Now. A little less than a year ago I stopped buying DC comics completely. My decision came from an interesting string of events. With Identity Crisis and the rape retcon, I decided I would only buy DC comics if they weren't written by Meltzer and there was one of my favorite characters on it. With Countdown and Blue Bettle's death, I decided that next time a favorite character of mine died, no matter the gender, that was it. No more DC comics. And then... they went and killed Kon, who was the one responsible to getting me back into reading DC. So, no more DC comics.

Except that Wonder Woman was always first, and if there was someone who could make me go back and buy DC would be a *good* Wonder Woman comic. When Allan Heinberg was named as the writer for the relaunch, I was pretty happy as I loved his Young Avengers, but I decided to cautiously wait. After all, while I hadn't bought Infinity Crisis, thanks to the good people at Scans_daily I had a pretty good idea of what had happened and that it wasn't exactly nice for Diana. And while I don't particulary hate the new secret identity or the idea of a romance between Diana and Nemesis (Mostly because until now, for me, Nemesis was a non-character. I knew he existed, but that's about it), the whole late schedule sort of made me glad I had waited. Then came Jodi Picoult, who, at least for me, was also an unknown since I haven't read any of her novels. And even for a sort of newbie like me, the characterization seemed off. I will not say anything about Amazons Attack! since I think everything about it has been said. Lets just say it was the mini that made me glad I had stopped buying DC a year before.

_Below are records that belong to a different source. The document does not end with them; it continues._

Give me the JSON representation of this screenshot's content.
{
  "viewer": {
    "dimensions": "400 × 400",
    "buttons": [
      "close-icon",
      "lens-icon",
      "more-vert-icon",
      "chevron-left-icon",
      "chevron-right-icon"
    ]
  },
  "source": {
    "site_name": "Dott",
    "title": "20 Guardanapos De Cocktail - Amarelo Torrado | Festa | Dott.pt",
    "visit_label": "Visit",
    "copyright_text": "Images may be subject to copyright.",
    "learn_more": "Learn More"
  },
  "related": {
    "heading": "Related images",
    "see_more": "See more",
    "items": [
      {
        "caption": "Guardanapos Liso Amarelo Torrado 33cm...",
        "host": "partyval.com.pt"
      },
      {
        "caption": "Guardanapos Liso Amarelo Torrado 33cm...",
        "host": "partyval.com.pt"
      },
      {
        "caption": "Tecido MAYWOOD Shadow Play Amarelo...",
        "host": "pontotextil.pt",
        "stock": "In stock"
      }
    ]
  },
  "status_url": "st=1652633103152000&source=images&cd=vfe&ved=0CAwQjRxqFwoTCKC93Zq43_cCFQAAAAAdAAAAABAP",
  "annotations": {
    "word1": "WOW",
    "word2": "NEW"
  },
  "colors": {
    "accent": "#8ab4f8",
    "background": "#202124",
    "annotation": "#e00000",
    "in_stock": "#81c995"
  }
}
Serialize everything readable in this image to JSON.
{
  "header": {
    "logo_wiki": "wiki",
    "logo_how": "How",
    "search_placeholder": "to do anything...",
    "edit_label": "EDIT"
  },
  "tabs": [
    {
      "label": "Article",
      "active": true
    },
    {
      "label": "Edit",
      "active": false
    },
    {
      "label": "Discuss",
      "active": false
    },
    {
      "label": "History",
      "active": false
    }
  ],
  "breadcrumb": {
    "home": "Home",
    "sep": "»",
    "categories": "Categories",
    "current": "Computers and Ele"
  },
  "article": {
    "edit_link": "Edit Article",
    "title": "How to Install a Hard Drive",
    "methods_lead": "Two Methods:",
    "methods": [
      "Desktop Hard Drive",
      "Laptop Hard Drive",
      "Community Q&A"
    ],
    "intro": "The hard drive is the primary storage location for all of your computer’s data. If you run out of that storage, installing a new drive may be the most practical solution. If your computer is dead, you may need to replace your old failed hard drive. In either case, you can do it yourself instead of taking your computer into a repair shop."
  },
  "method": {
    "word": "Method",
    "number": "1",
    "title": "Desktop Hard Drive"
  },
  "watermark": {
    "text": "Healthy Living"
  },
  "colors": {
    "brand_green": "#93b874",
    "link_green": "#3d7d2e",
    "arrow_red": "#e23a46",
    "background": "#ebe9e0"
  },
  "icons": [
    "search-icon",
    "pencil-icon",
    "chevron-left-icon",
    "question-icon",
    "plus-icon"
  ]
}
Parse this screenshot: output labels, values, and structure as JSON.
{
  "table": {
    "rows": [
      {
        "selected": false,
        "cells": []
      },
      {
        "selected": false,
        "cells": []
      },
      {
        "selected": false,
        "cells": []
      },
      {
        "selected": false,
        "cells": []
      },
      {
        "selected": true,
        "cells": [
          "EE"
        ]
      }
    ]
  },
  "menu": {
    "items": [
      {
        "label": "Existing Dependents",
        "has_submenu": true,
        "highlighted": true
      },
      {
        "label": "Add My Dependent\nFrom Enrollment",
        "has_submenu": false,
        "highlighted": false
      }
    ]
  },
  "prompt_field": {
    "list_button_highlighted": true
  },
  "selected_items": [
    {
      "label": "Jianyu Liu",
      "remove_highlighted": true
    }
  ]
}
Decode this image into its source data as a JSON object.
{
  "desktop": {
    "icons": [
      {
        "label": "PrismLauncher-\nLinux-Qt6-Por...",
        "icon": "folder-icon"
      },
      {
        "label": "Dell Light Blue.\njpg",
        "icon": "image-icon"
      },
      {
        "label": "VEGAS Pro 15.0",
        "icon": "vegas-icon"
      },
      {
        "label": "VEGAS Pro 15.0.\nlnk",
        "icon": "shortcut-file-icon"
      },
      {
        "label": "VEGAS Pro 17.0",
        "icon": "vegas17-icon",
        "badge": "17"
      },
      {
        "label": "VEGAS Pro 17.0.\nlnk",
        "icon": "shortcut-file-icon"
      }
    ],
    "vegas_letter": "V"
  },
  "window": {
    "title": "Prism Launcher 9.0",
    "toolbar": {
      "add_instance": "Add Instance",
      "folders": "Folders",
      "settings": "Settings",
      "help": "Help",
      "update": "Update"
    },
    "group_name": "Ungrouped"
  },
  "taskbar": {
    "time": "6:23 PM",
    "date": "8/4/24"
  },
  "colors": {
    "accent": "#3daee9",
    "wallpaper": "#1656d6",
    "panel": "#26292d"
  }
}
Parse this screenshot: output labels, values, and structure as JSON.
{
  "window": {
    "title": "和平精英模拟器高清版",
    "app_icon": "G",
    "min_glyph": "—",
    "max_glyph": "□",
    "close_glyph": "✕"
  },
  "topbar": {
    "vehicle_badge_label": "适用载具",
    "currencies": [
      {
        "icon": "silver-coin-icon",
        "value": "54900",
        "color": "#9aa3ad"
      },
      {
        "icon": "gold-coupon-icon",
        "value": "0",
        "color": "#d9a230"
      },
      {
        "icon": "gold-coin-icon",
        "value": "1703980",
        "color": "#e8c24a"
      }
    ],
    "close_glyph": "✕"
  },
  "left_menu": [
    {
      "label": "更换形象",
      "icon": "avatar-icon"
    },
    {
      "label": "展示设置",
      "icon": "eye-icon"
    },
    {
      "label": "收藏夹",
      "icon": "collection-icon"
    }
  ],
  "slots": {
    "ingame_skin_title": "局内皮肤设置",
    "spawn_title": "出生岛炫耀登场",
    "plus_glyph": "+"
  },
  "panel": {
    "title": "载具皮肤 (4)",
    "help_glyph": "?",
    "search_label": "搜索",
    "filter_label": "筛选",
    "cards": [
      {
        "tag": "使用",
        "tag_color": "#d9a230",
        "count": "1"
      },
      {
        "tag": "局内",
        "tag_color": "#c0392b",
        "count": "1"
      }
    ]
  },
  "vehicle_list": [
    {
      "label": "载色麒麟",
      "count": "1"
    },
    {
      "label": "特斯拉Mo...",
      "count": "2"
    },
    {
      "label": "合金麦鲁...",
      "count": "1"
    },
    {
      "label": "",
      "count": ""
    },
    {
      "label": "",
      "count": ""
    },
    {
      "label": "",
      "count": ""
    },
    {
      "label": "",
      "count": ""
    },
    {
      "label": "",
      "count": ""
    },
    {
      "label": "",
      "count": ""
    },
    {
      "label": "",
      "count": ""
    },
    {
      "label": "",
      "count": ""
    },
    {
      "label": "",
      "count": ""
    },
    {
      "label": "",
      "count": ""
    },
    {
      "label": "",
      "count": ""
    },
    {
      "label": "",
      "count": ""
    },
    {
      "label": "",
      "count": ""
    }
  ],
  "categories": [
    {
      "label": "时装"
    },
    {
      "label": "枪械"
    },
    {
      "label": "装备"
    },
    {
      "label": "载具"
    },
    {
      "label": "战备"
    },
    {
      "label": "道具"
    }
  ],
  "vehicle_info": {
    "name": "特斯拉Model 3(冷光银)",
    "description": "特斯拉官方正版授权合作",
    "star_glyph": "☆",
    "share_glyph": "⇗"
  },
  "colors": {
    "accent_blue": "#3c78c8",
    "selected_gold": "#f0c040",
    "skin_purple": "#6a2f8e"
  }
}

Gail Simone's first issue has been met by mostly positive criticism. I think every critic I read has loved it, and what I've read, I liked. But I'm still unsure. Mostly, because this has been a year where editorial mandates can mess up the work of any writer. Just look at One More Day, and that's pretty much the whole argument. Gail can, and is, amazing as a writer, but if word comes from upstairs that Wonder Woman has to have a retarded storyline, no matter how much she shines, the final idea will still be terribly bad.

And I'm through giving money to terrible bad ideas.